Stephen Lloyd Smith is a member of Brunel Business School with special interests in emotional labour, practice development, the philosophy of method and in the class origins and emotional basis for the authority exercised by local authorities.
He is experienced in the use of different forms of applied drama, image work, learning sets (etc) for practice development, especially as a way examining and overcoming impasse. He has worked with Kent Constabulary, the Royal College of Nursing, the Faculty of Occupational Medicine, the air-transport section of the International Transport Workers’ Federation and with a number of local authorities and health trusts.
He was the founding editor of the International Journal of Work Organisation and Emotions and has published papers in several journals including, Local Economy, Science and Public Policy, Sociological Review, Social Science and Medicine, Research Policy, Soundings, Place Branding and Public Diplomacy, the International Small Business Journal and in Philosophy of Management. Recently he was guest editor for two special editions of the International Journal of Work Organisation and Emotions, based on presentations at the Conference on the Future of Feeling. This was one of a series of conferences and seminars which he co-organised.
Steve has a special interest in the thoughts and writings of Arlie Hochschild. In his estimation ‘She is the greatest living sociologist and by far the most acute observer of emotions in public and private life.’

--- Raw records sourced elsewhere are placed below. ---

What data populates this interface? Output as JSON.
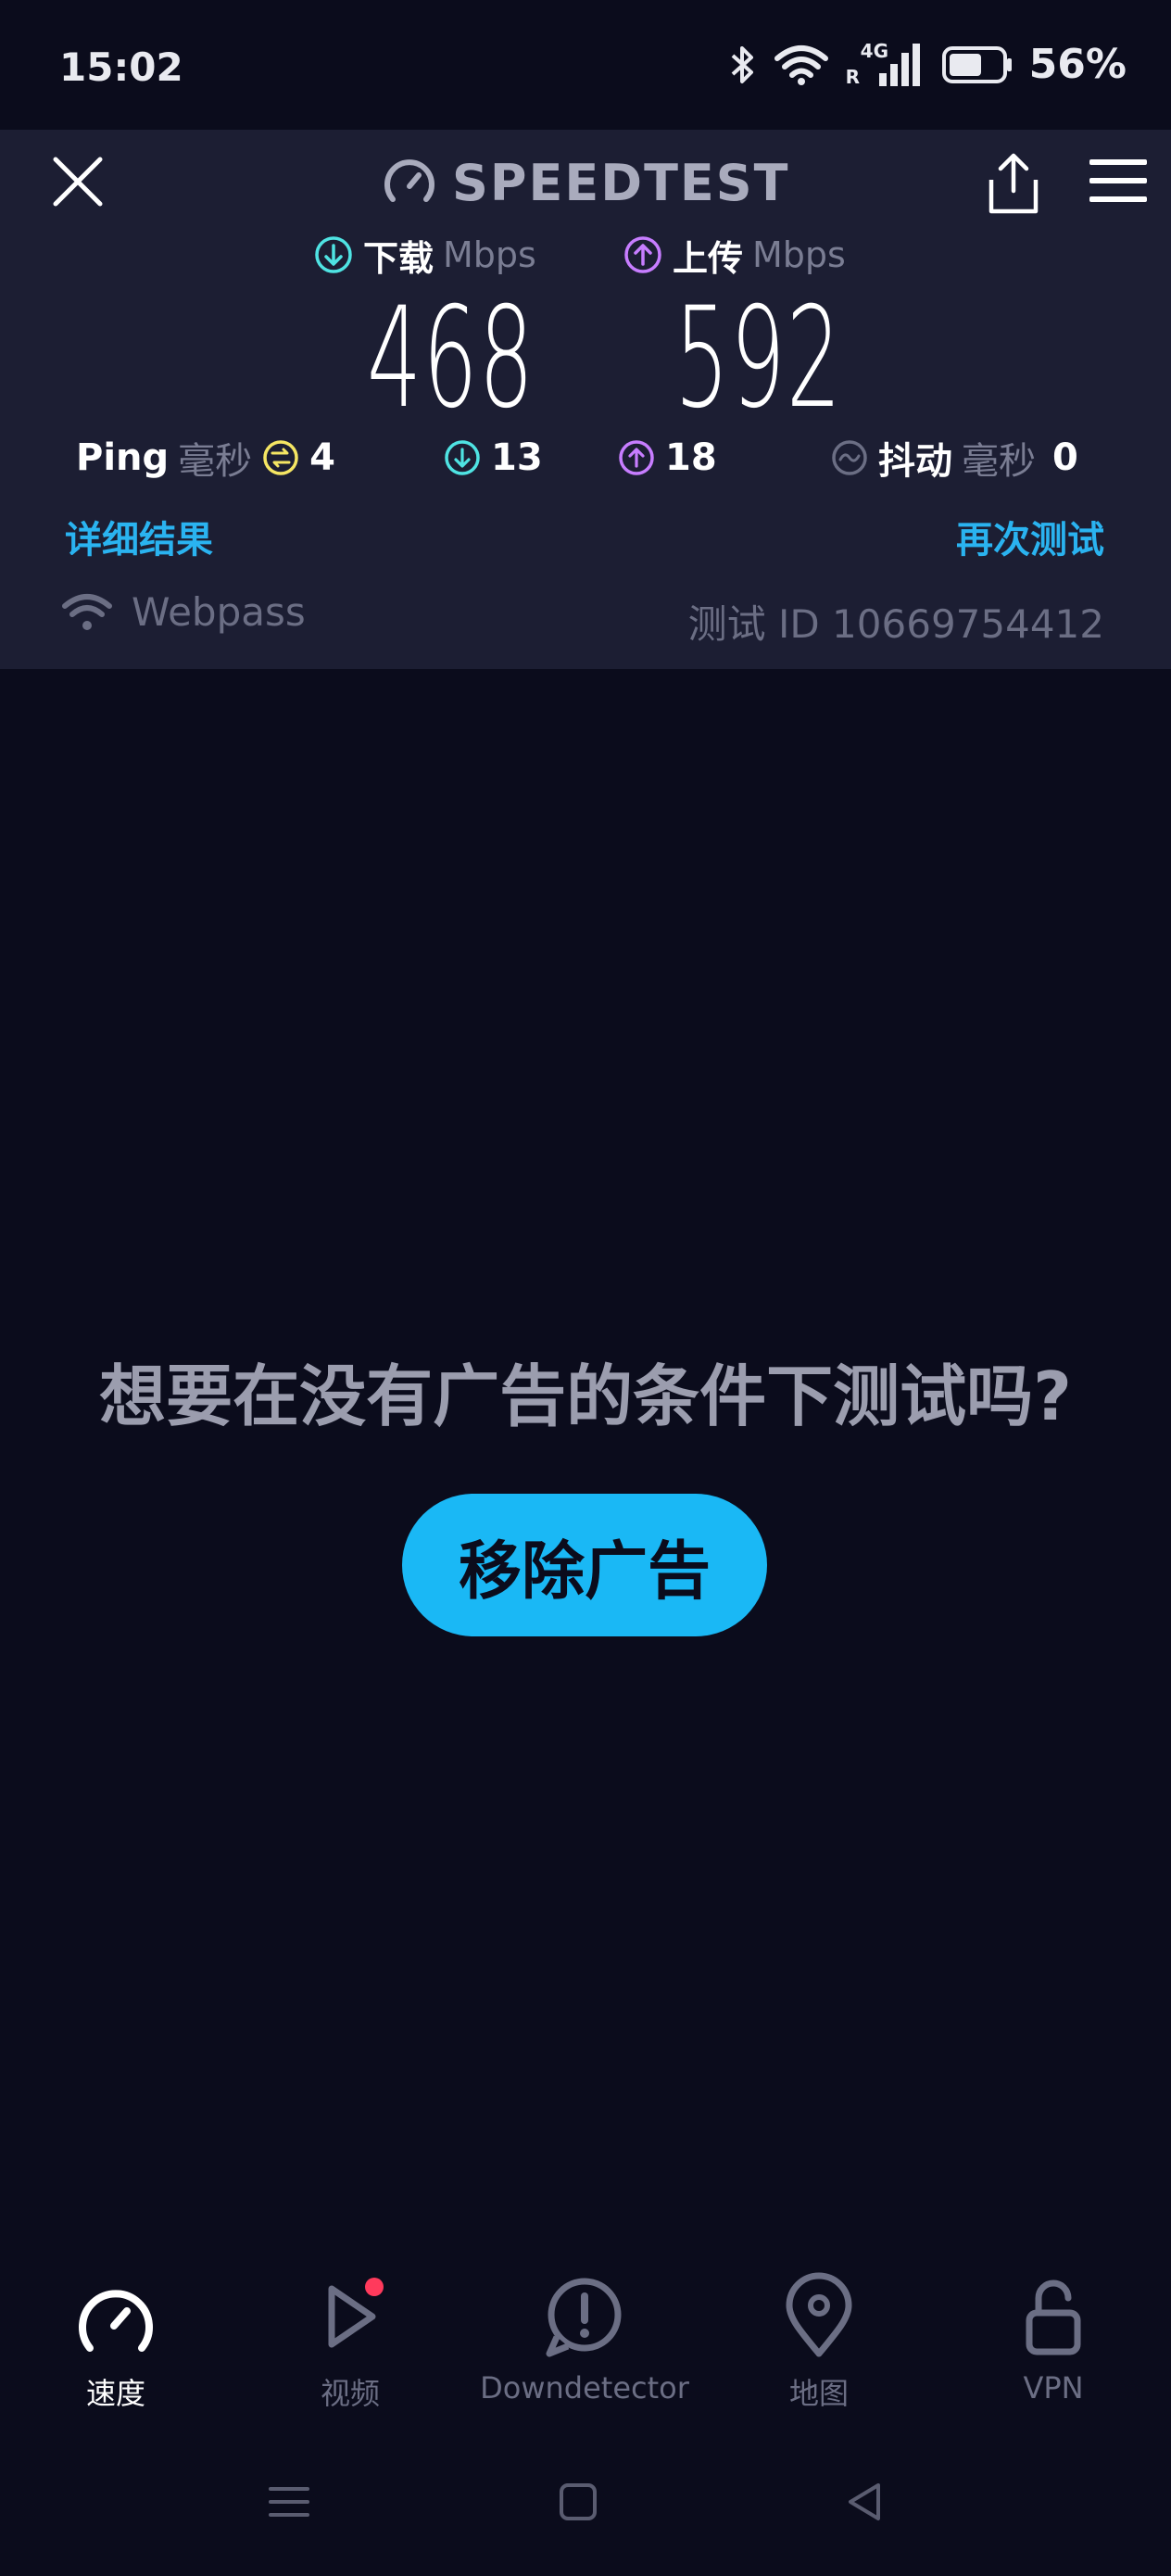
{
  "status_bar": {
    "time": "15:02",
    "network_label": "4G",
    "roaming_label": "R",
    "battery": "56%",
    "icons": [
      "bluetooth-icon",
      "wifi-icon",
      "cellular-signal-icon",
      "battery-icon"
    ]
  },
  "header": {
    "brand": "SPEEDTEST",
    "icons": [
      "close-icon",
      "speedometer-icon",
      "share-icon",
      "menu-icon"
    ]
  },
  "results": {
    "download": {
      "label": "下载",
      "unit": "Mbps",
      "value": "468",
      "color": "#4fe3e3"
    },
    "upload": {
      "label": "上传",
      "unit": "Mbps",
      "value": "592",
      "color": "#c77dff"
    },
    "ping": {
      "label": "Ping",
      "unit": "毫秒",
      "value": "4",
      "color": "#f5e663"
    },
    "download_latency": {
      "value": "13"
    },
    "upload_latency": {
      "value": "18"
    },
    "jitter": {
      "label": "抖动",
      "unit": "毫秒",
      "value": "0"
    },
    "detail_link": "详细结果",
    "retest_link": "再次测试",
    "provider": "Webpass",
    "test_id": "测试 ID 10669754412",
    "link_color": "#2ab3f0"
  },
  "ad": {
    "prompt": "想要在没有广告的条件下测试吗?",
    "button": "移除广告",
    "button_color": "#1ab8f5"
  },
  "bottom_nav": {
    "items": [
      {
        "label": "速度",
        "icon": "speedometer-icon",
        "active": true
      },
      {
        "label": "视频",
        "icon": "play-icon",
        "active": false,
        "badge": true
      },
      {
        "label": "Downdetector",
        "icon": "alert-icon",
        "active": false
      },
      {
        "label": "地图",
        "icon": "map-pin-icon",
        "active": false
      },
      {
        "label": "VPN",
        "icon": "unlock-icon",
        "active": false
      }
    ]
  },
  "system_nav": {
    "icons": [
      "recents-icon",
      "home-icon",
      "back-icon"
    ]
  }
}
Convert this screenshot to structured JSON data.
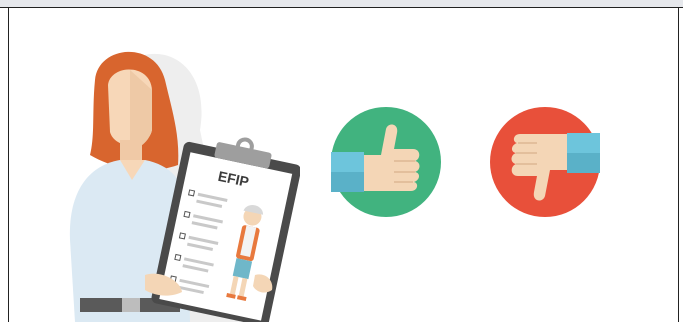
{
  "illustration": {
    "clipboard_title": "EFIP"
  },
  "buttons": {
    "like_icon": "thumbs-up-icon",
    "dislike_icon": "thumbs-down-icon"
  },
  "colors": {
    "like_bg": "#41b37f",
    "dislike_bg": "#e8503a",
    "sleeve": "#6dc5dc",
    "hand": "#f4d6b6",
    "hair": "#d8652e"
  }
}
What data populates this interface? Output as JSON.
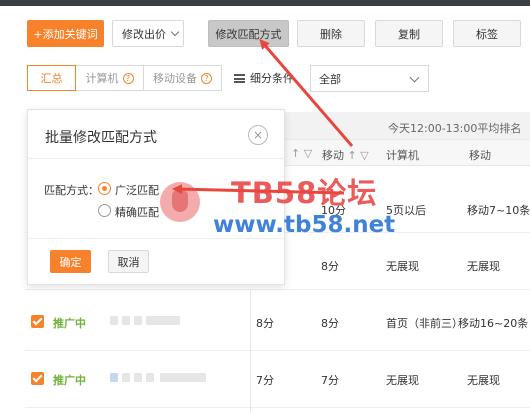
{
  "toolbar": {
    "add_keyword": "+添加关键词",
    "modify_bid": "修改出价",
    "modify_match": "修改匹配方式",
    "delete": "删除",
    "copy": "复制",
    "tag": "标签"
  },
  "tabs": [
    {
      "label": "汇总"
    },
    {
      "label": "计算机"
    },
    {
      "label": "移动设备"
    }
  ],
  "filter": {
    "label": "细分条件",
    "value": "全部"
  },
  "table": {
    "group_header": "今天12:00-13:00平均排名",
    "col_mobile": "移动",
    "col_computer": "计算机",
    "col_mobile2": "移动",
    "rows": [
      {
        "status": "",
        "score1": "",
        "score2": "10分",
        "pc_rank": "5页以后",
        "mobile_rank": "移动7~10条"
      },
      {
        "status": "",
        "score1": "",
        "score2": "8分",
        "pc_rank": "无展现",
        "mobile_rank": "无展现"
      },
      {
        "status": "推广中",
        "score1": "8分",
        "score2": "8分",
        "pc_rank": "首页（非前三）",
        "mobile_rank": "移动16~20条"
      },
      {
        "status": "推广中",
        "score1": "7分",
        "score2": "7分",
        "pc_rank": "无展现",
        "mobile_rank": "无展现"
      }
    ]
  },
  "dialog": {
    "title": "批量修改匹配方式",
    "close": "×",
    "match_label": "匹配方式：",
    "option_broad": "广泛匹配",
    "option_exact": "精确匹配",
    "confirm": "确定",
    "cancel": "取消"
  },
  "watermark": {
    "line1": "TB58论坛",
    "line2": "www.tb58.net"
  },
  "colors": {
    "accent": "#f7822b",
    "promo_green": "#6fb33a",
    "watermark_red": "#ec5b5b",
    "watermark_blue": "#3f82d8",
    "arrow_red": "#e8463f"
  }
}
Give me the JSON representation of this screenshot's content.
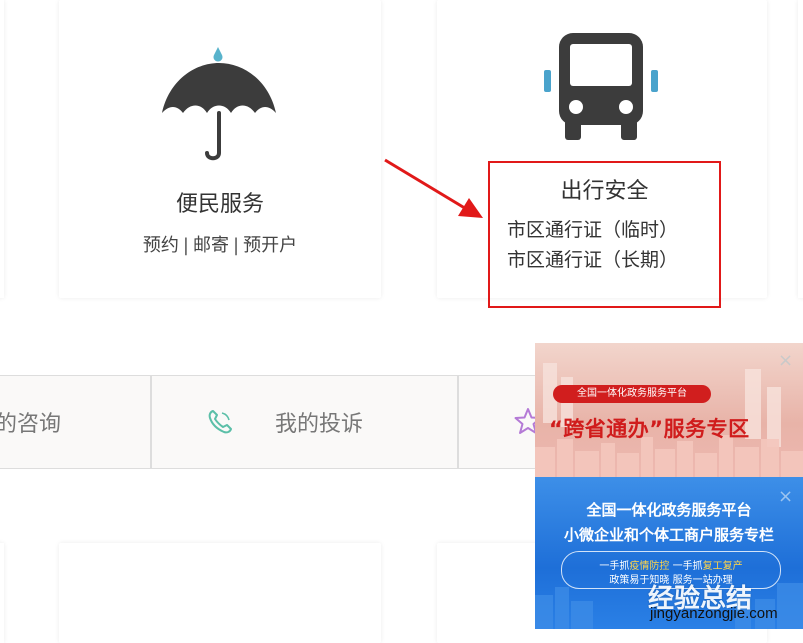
{
  "cards": [
    {
      "title": "便民服务",
      "icon": "umbrella-icon",
      "links": [
        "预约",
        "邮寄",
        "预开户"
      ]
    },
    {
      "title": "出行安全",
      "icon": "bus-icon",
      "links": [
        "市区通行证（临时）",
        "市区通行证（长期）"
      ]
    }
  ],
  "link_separator": "|",
  "tabs": [
    {
      "label": "的咨询",
      "icon": ""
    },
    {
      "label": "我的投诉",
      "icon": "phone-icon"
    },
    {
      "label": "",
      "icon": "star-icon"
    }
  ],
  "annotation": {
    "color": "#e11919"
  },
  "ad": {
    "top": {
      "pill": "全国一体化政务服务平台",
      "headline": "“跨省通办”服务专区"
    },
    "bottom": {
      "line1": "全国一体化政务服务平台",
      "line2": "小微企业和个体工商户服务专栏",
      "slogan_a": "一手抓",
      "slogan_b": "疫情防控",
      "slogan_c": " 一手抓",
      "slogan_d": "复工复产",
      "slogan2": "政策易于知晓 服务一站办理"
    },
    "close_glyph": "×"
  },
  "watermark": {
    "text": "经验总结",
    "url": "jingyanzongjie.com"
  }
}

Main teaching responsibilities cover organisational sociology, doctoral supervision and an MBA module called Managing for the Future. For weekend projects he plays in a nine-piece soul band and is developing a radically new form of electric guitar which he has also patented.
He is currently working on the concept of ‘Artefact Cafes’ (with the School of Engineering and Design), on a Learning Set (with Meretta Elliot from the School of Arts and Kate Darlington, BBS) and on the ritual origins of local emotions (again with Kate Darlington who has chosen this as the focus of her doctoral research). ‘Public feelings vary from place to place. Some publics show great enthusiasm, others are confounded by bad-temper; yet others are passive and half-asleep. Here nothing much happens. The proposition that there are such things as ‘public emotions’ won’t be accepted by everybody, especially those who think social life is constituted out of individual interests and psychologies. However, different feelings are reported clearly enough by members of different local elites. And now we think we know why they vary. It has to do with which public rituals are enacted, how often and with how big they are. It is from these events that local authorities derive their “moral energies” and we know one place which is particularly expert in all of this. It has been enacting big rituals for over a century and this has strengthened and shaped the authority which its local authority enjoys.’
Newest selected publications
Smith, SL. (2011) 'Afterword'. Philosophy of Management, 10 (3). pp. 85 - 102. ISSN: 1740-3812
Smith, S. (2010) 'Naïve expertise: spacious alternative to the Standard Account of Method'. Philosophy of Management, 9 (3). pp. 95 - 133. ISSN: 1740-3812
Smith, SL. (2009) 'Editorial: Weird scenes and the future of feelings'. International Journal of Work Organisation and Emotion, 3 (2). pp. 91 - 91. ISSN: 1740-8938
Smith, S., Colquhoun, R., Elliot, M. and Cornelius, N. (2007) 'Making a drama out of a crisis? 'performative learning' in the police service', in Reynolds, M. and Vince, R. (eds.) Handbook of experiential learning and management education. Oxford University Press. pp. 105 - 122. ISBN 13: 978-0199217632.